Royal Dutch Shell Group .com Shell may miss profit target on soaring costs



TODAY Reporter

Posted 10 June 04


Due to higher marginal costs of soaring fuel prices in the world market, Pilipinas Shell Petroleum Corp.’s full year net profits for this year may fall short of its P3-billion target.


At the sidelines of the launching of a new oil product, Shell country chairman Edgar Chua said on Tuesday night that as of end-May, the company achieved only 25 percent of its full-year target. “By this time, we should have been registering 41 percent to meet our target for 2004,” Chua said.


Despite this, the country’s second-largest oil company, which posted a net income of P2.6 billion last year, would still proceed with its expansion plans unlike the industry’s smaller players, which have decided to forego similar plans due to the prevailing volatility of crude prices.
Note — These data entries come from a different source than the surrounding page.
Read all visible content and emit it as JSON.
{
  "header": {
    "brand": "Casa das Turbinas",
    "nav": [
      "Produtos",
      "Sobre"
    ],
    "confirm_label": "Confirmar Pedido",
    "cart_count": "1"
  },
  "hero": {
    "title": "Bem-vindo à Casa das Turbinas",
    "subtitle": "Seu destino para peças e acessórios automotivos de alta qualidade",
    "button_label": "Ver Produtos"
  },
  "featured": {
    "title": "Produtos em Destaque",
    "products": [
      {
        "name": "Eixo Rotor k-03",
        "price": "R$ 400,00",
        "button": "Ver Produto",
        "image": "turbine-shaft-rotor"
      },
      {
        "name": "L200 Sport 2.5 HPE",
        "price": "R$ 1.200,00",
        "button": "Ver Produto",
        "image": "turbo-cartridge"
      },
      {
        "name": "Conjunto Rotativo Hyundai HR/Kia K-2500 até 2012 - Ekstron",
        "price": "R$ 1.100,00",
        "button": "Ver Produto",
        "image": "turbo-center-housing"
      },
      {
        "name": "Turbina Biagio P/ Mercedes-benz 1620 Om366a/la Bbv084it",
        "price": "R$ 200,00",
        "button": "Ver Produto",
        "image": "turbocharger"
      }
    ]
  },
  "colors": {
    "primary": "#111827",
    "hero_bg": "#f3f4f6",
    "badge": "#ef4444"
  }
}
“We have already set our short-term and long-term plans. We have been pursuing all our marketing efforts to boost our products’ viability. We want to offer different products and we cannot afford not to give our customers the best products and services. We still want to grow despite the ongoing situation in the local oil industry,” he said.
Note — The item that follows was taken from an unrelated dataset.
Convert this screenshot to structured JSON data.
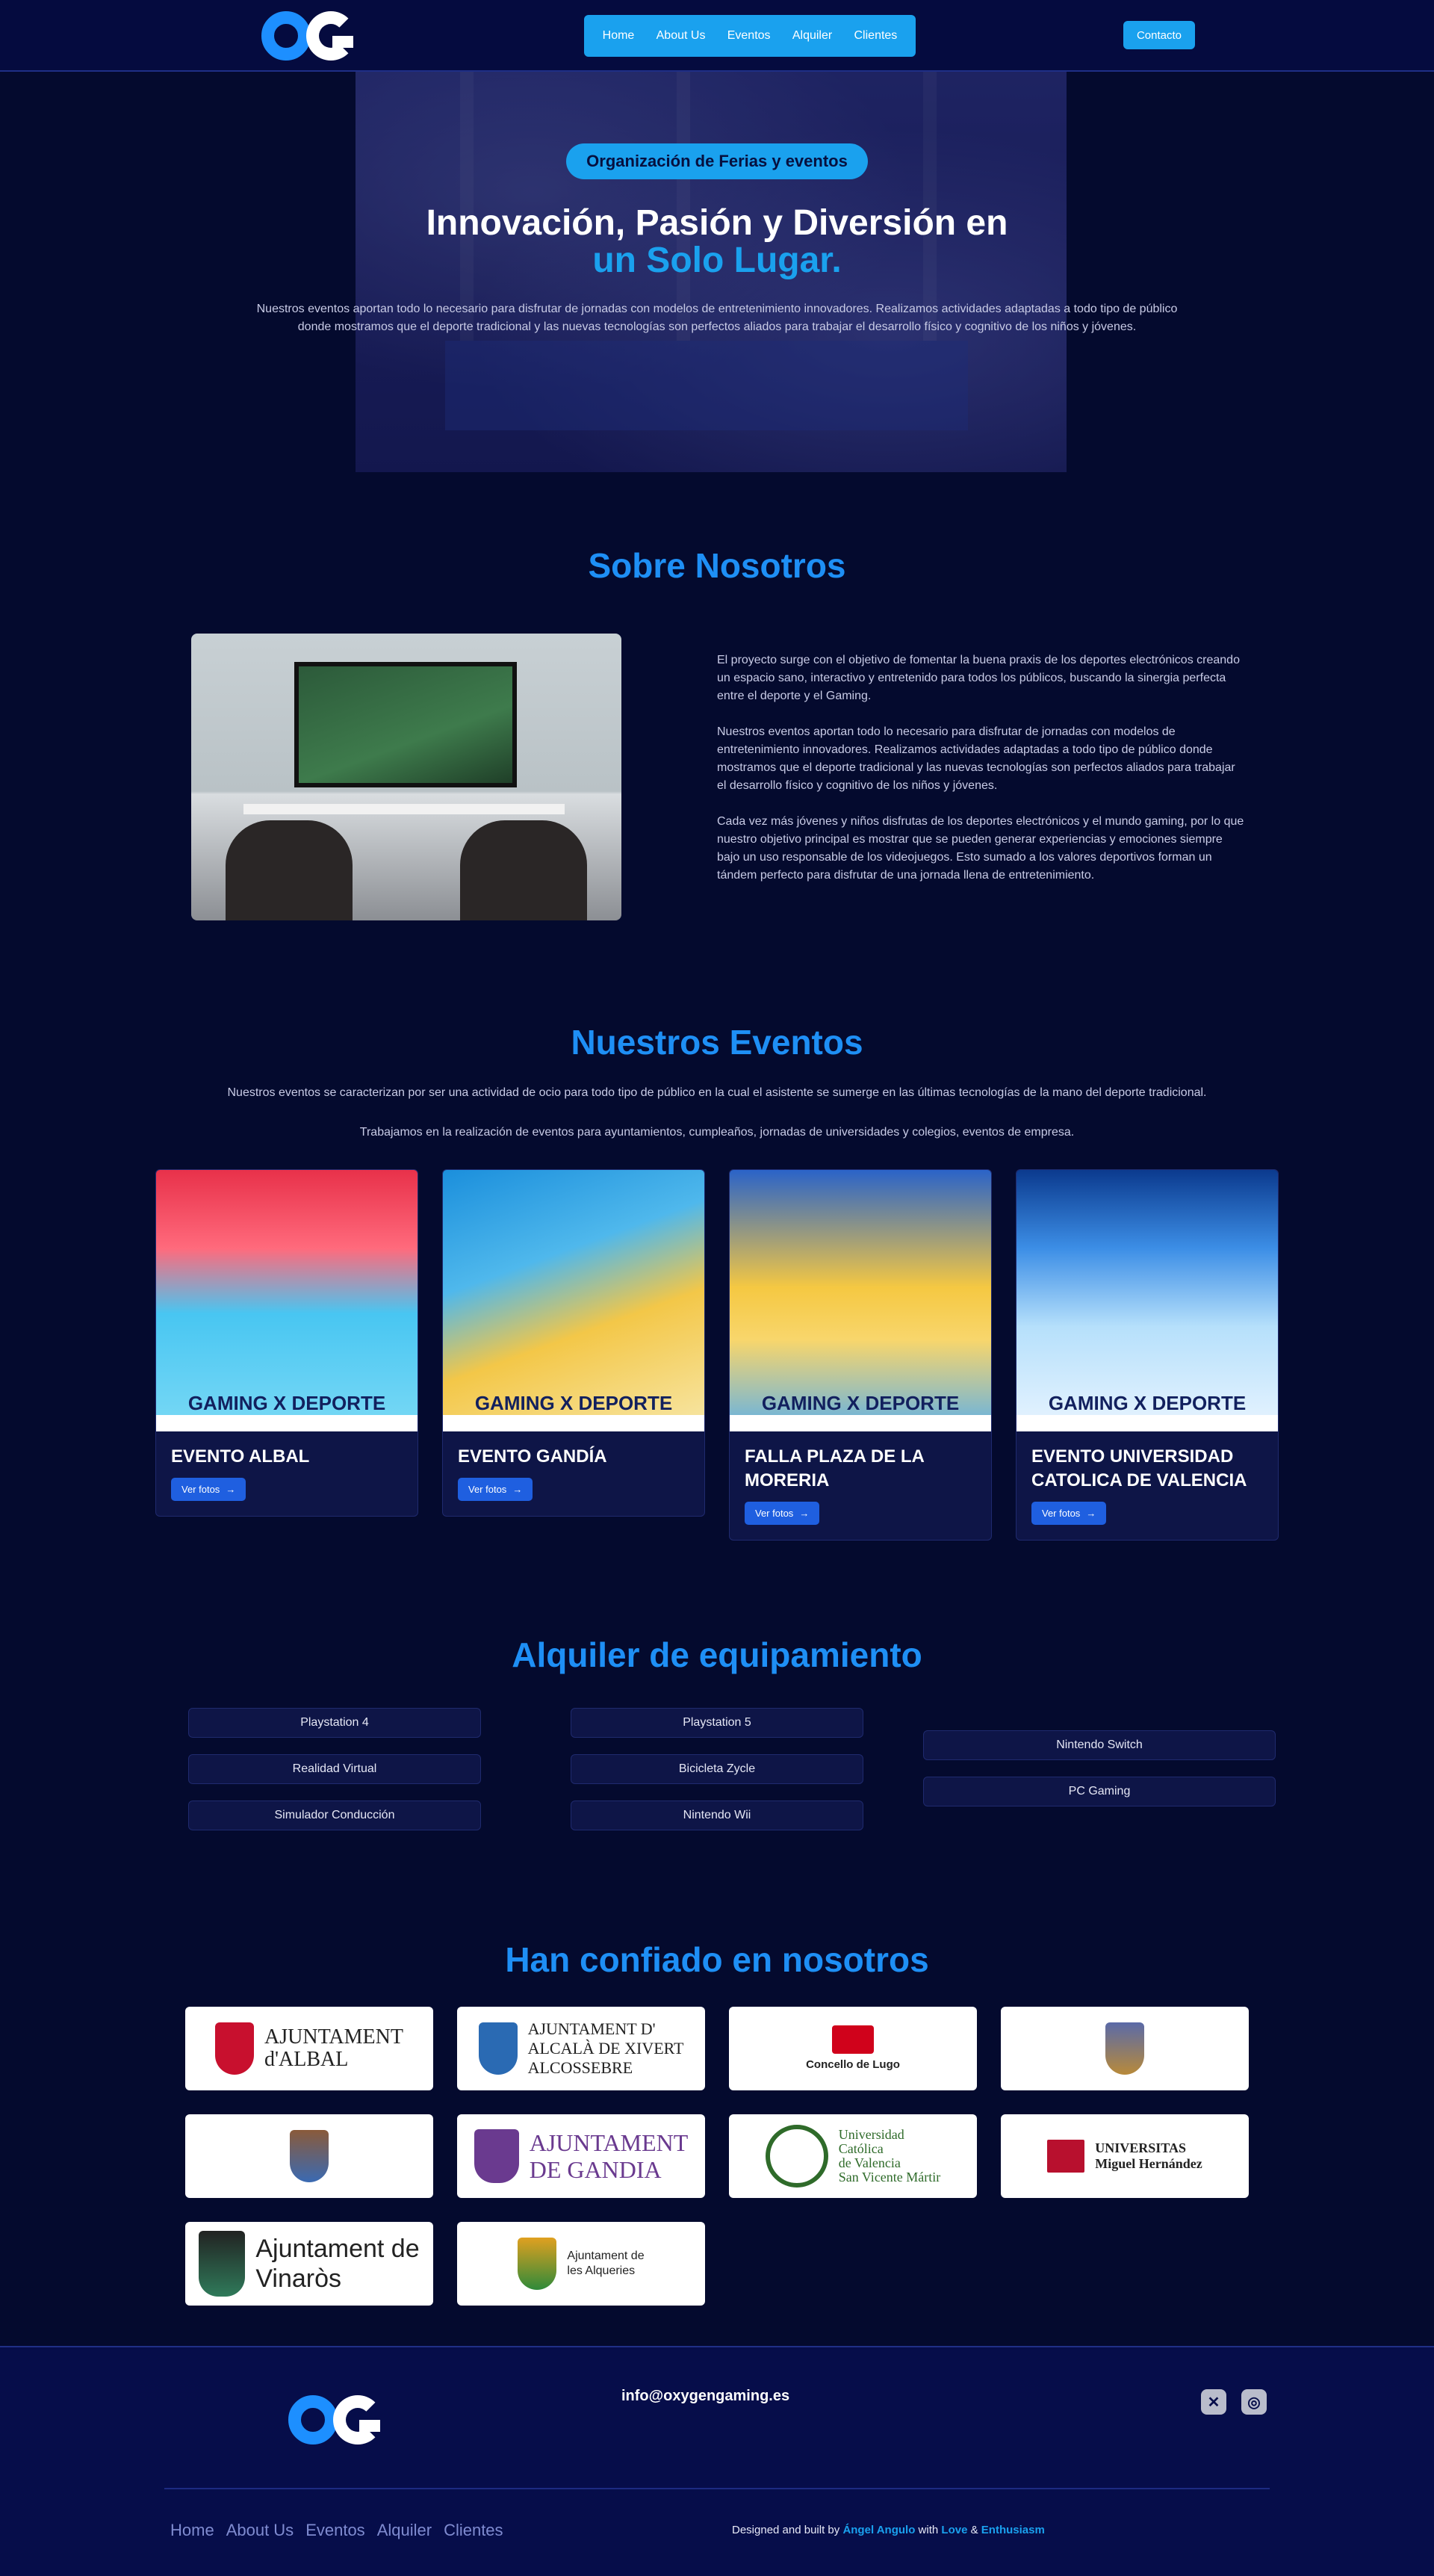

Shell has programmed P2 billion for capital expenditures this year.


“There is a misconception that when oil prices go up, it is more profitable to the oil firms. During these times that prices are shooting up, costs are also going up. There is a marginal squeeze,” he pointed out.


Shell has yet to conclude its yearly review of the viability of its refinery business. There have been rumors that Shell will also close down its refinery plant -- similar to what Caltex Philippines Inc. did last year.
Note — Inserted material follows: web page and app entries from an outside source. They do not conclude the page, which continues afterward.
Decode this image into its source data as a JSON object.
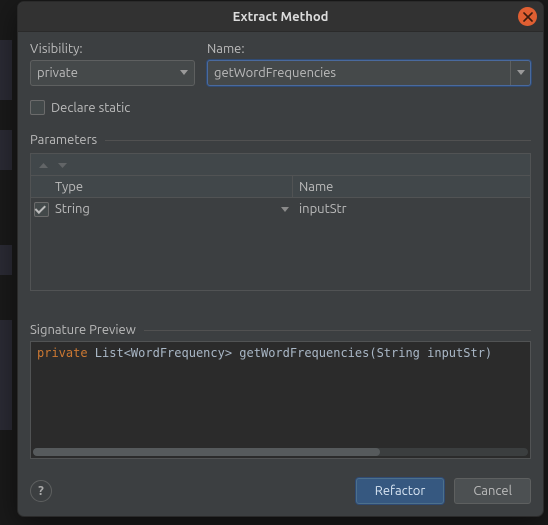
{
  "dialog": {
    "title": "Extract Method",
    "visibility_label": "Visibility:",
    "visibility_value": "private",
    "name_label": "Name:",
    "name_value": "getWordFrequencies",
    "declare_static_label": "Declare static",
    "declare_static_checked": false,
    "parameters_label": "Parameters",
    "columns": {
      "type": "Type",
      "name": "Name"
    },
    "parameters": [
      {
        "enabled": true,
        "type": "String",
        "name": "inputStr"
      }
    ],
    "signature_label": "Signature Preview",
    "signature_keyword": "private",
    "signature_rest": " List<WordFrequency> getWordFrequencies(String inputStr)",
    "help_label": "?",
    "refactor_label": "Refactor",
    "cancel_label": "Cancel"
  }
}
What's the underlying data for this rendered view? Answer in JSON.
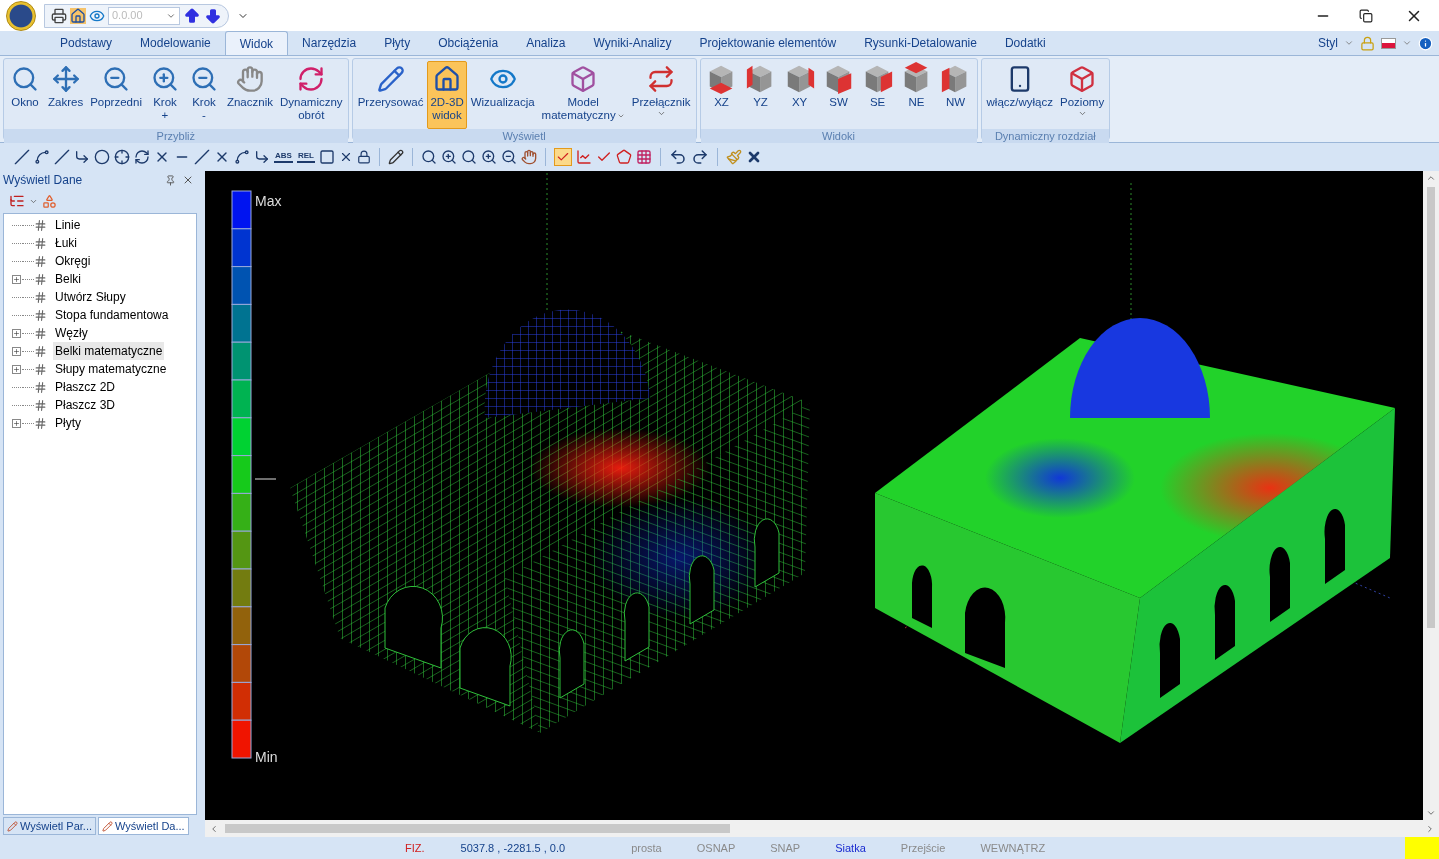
{
  "quick_access": {
    "field_value": "0.0.00"
  },
  "ribbon_tabs": [
    {
      "label": "Podstawy",
      "selected": false
    },
    {
      "label": "Modelowanie",
      "selected": false
    },
    {
      "label": "Widok",
      "selected": true
    },
    {
      "label": "Narzędzia",
      "selected": false
    },
    {
      "label": "Płyty",
      "selected": false
    },
    {
      "label": "Obciążenia",
      "selected": false
    },
    {
      "label": "Analiza",
      "selected": false
    },
    {
      "label": "Wyniki-Analizy",
      "selected": false
    },
    {
      "label": "Projektowanie elementów",
      "selected": false
    },
    {
      "label": "Rysunki-Detalowanie",
      "selected": false
    },
    {
      "label": "Dodatki",
      "selected": false
    }
  ],
  "style_menu": {
    "label": "Styl"
  },
  "ribbon_groups": [
    {
      "title": "Przybliż",
      "items": [
        {
          "label": "Okno",
          "selected": false,
          "dropdown": false
        },
        {
          "label": "Zakres",
          "selected": false,
          "dropdown": false
        },
        {
          "label": "Poprzedni",
          "selected": false,
          "dropdown": false
        },
        {
          "label": "Krok",
          "sub": "+",
          "selected": false,
          "dropdown": false
        },
        {
          "label": "Krok",
          "sub": "-",
          "selected": false,
          "dropdown": false
        },
        {
          "label": "Znacznik",
          "selected": false,
          "dropdown": false
        },
        {
          "label": "Dynamiczny",
          "sub": "obrót",
          "selected": false,
          "dropdown": false
        }
      ]
    },
    {
      "title": "Wyświetl",
      "items": [
        {
          "label": "Przerysować",
          "selected": false,
          "dropdown": false
        },
        {
          "label": "2D-3D",
          "sub": "widok",
          "selected": true,
          "dropdown": false
        },
        {
          "label": "Wizualizacja",
          "selected": false,
          "dropdown": false
        },
        {
          "label": "Model",
          "sub": "matematyczny",
          "selected": false,
          "dropdown": true
        },
        {
          "label": "Przełącznik",
          "selected": false,
          "dropdown": true
        }
      ]
    },
    {
      "title": "Widoki",
      "items": [
        {
          "label": "XZ",
          "selected": false,
          "dropdown": false
        },
        {
          "label": "YZ",
          "selected": false,
          "dropdown": false
        },
        {
          "label": "XY",
          "selected": false,
          "dropdown": false
        },
        {
          "label": "SW",
          "selected": false,
          "dropdown": false
        },
        {
          "label": "SE",
          "selected": false,
          "dropdown": false
        },
        {
          "label": "NE",
          "selected": false,
          "dropdown": false
        },
        {
          "label": "NW",
          "selected": false,
          "dropdown": false
        }
      ]
    },
    {
      "title": "Dynamiczny rozdział",
      "items": [
        {
          "label": "włącz/wyłącz",
          "selected": false,
          "dropdown": false
        },
        {
          "label": "Poziomy",
          "selected": false,
          "dropdown": true
        }
      ]
    }
  ],
  "toolbar": {
    "labeled_tools": [
      "ABS",
      "REL"
    ],
    "check_tool_selected": true
  },
  "data_panel": {
    "title": "Wyświetl Dane",
    "tree": [
      {
        "label": "Linie",
        "expander": false,
        "selected": false
      },
      {
        "label": "Łuki",
        "expander": false,
        "selected": false
      },
      {
        "label": "Okręgi",
        "expander": false,
        "selected": false
      },
      {
        "label": "Belki",
        "expander": true,
        "selected": false
      },
      {
        "label": "Utwórz Słupy",
        "expander": false,
        "selected": false
      },
      {
        "label": "Stopa fundamentowa",
        "expander": false,
        "selected": false
      },
      {
        "label": "Węzły",
        "expander": true,
        "selected": false
      },
      {
        "label": "Belki matematyczne",
        "expander": true,
        "selected": true
      },
      {
        "label": "Słupy matematyczne",
        "expander": true,
        "selected": false
      },
      {
        "label": "Płaszcz 2D",
        "expander": false,
        "selected": false
      },
      {
        "label": "Płaszcz 3D",
        "expander": false,
        "selected": false
      },
      {
        "label": "Płyty",
        "expander": true,
        "selected": false
      }
    ],
    "bottom_tabs": [
      {
        "label": "Wyświetl Par...",
        "selected": false
      },
      {
        "label": "Wyświetl Da...",
        "selected": true
      }
    ]
  },
  "viewport": {
    "legend": {
      "max_label": "Max",
      "min_label": "Min"
    }
  },
  "status_bar": [
    {
      "kind": "flag",
      "text": "FIZ."
    },
    {
      "kind": "coords",
      "text": "5037.8 , -2281.5 , 0.0"
    },
    {
      "kind": "mode",
      "text": "prosta",
      "on": false
    },
    {
      "kind": "mode",
      "text": "OSNAP",
      "on": false
    },
    {
      "kind": "mode",
      "text": "SNAP",
      "on": false
    },
    {
      "kind": "mode",
      "text": "Siatka",
      "on": true
    },
    {
      "kind": "mode",
      "text": "Przejście",
      "on": false
    },
    {
      "kind": "mode",
      "text": "WEWNĄTRZ",
      "on": false
    }
  ]
}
“We have not yet finished our review on our refinery operation. It is a continuing process. The oil refining market this year, I think, would be better but we are not sure until when the good times will last,” Chua said.


He also called on the government to continue its support on the oil firms, particularly on incentives. “Other refineries in the region are getting a lot of perks. They tend to get incentives when they export products unlike here [where] the government favors those that imports oil products. We need a long-term vision on this.


Various government agencies like the Department of Energy, Department of Trade and Industry and the Department of Finance have been very helpful in resolving our concerns such as the local crude process and tax issues. We are very appreciative of their support,” Chua said.


Click here to return to Royal Dutch Shell Group .com